As a former 1994 Eagle Vision TSi owner, I have to say that the LH was the best car I ever owned. It offered a lot of standard features that were just not available on imports, such as folding side mirrors with defrost and dual sun visors for the passenger and the driver to name a few. Moreover, the sun visors also had a plastic slider that could be used to cover the space between the visor and the rear view mirror. I realize these are minor details, but a lot of today’s cars don’t have these features.

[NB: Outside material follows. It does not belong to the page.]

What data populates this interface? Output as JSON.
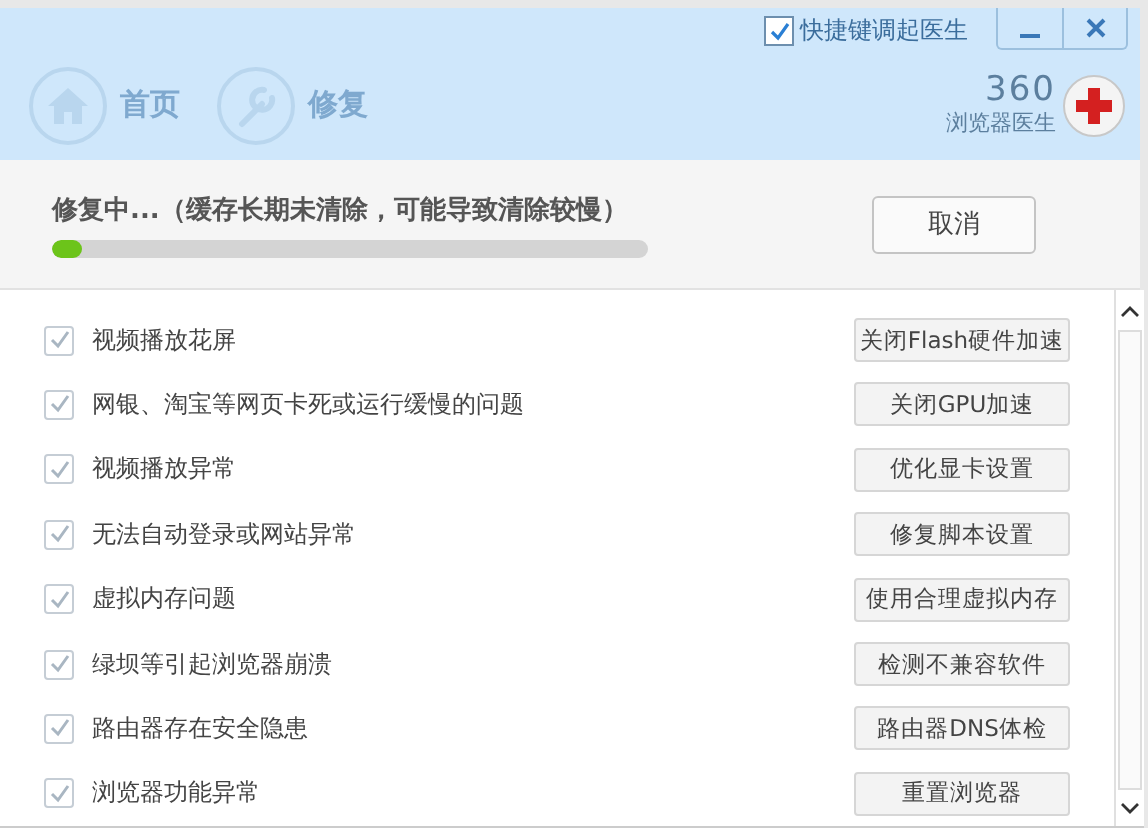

It’s even rare to have a lighted glovebox. (LH has that too!) But in regard to the main topic, the Intrepid was available in lower trim levels and that would have cut into Plymouth sales, so I think they got it right.
Don’t forget, part of the Plymouth plan was to re-invigorate the brand with retro-styled models, a la the Prowler, and later the PT Cruiser (which, incidently, was to be a Plymouth). Plymouth would have had a better market share with an LH car and Dodge wouldn’t have needed the lower priced, base model Intrepid. Plymouth could’ve been a major player now with a new ‘Cuda rather than the Challenger (not hating the Challenger, btw, I own a Mopar 10 edition myself), but I do miss Plymouth and would gladly buy a Plymouth version of the Dodge Avenger if it existed. 🙂
The real Chrysler Corporation (pre-German invasion) could have saved Plymouth early on by issuing the Eagle Premier as a new Plymouth Fury. Advertising and development funds could have been free if there was no Eagle division at all. With the better known Plymouth name, the Premier may have sold in the quantities that Renault required when Chrysler purchased AMC. However, a Premier based “Plymouth Fury” could have ruined the Plymouth name. As a former owner of a Premier, mine was unusually reliable. According to my hometown Jeep/Eagle dealer, I was clearly in the minority. Even in 1996 with 150,000 miles, I never had a problem, until a drunk run a stop light and ended my love affair with one of the best “adoptopars” I have ever owned. I even preferred it to my 1991 Talon TSI AWD that came after it.
Cool! A Plymouth LH! I have a 1993 Chrysler Concorde 3.5 w/ everything but the Visorphone. This would make for an ironic body mod. I was also thinking a 1993 Chrysler Concorde woody wagon would be a unique “what if”, but that would be better suited to a loaded 1994-1996 New Yorker. I’d have to call it a Town & Country, even though that’s a minivan now. Maybe I’ll Just jackknife the doors like the Lamborghini Portofino in which the LH body is based, lol.
That sure is an interesting looking way of bringing back something that more than a few of us would like to see the hardtop without that sight obstructing B pillar that almost every car has nowadays, whether it be a two door or four door model.
I’ve got nothing 2 say about this article
What does the rear look like?
One niggle, you forgot to put those Fugly wheel covers on the other side, so the LHS style wheel is showing under the car, unless you were making (in your mind, a factory prototype) that had a higher trim level on the driver’s side. Auto makers did it all the time in the 50’s and 60’s on their full sized clay models, saved making two since no one else was going to see it. I do like the grille, having owned 20+ LH platform cars over the years, first and second Gen, and now a Chrysler 300 LX Platform as my daily driver, as well as having owned a 97 Ram V10, 95 grand cherokee, 02 Durango, 98 Sebring I bleed Mopar,
Oops forgot the 08 PT Cruiser, 00 Dodge Stratus, and my first 06 300. Now my wife drives a 01 trep ES, and my son a 98 ES.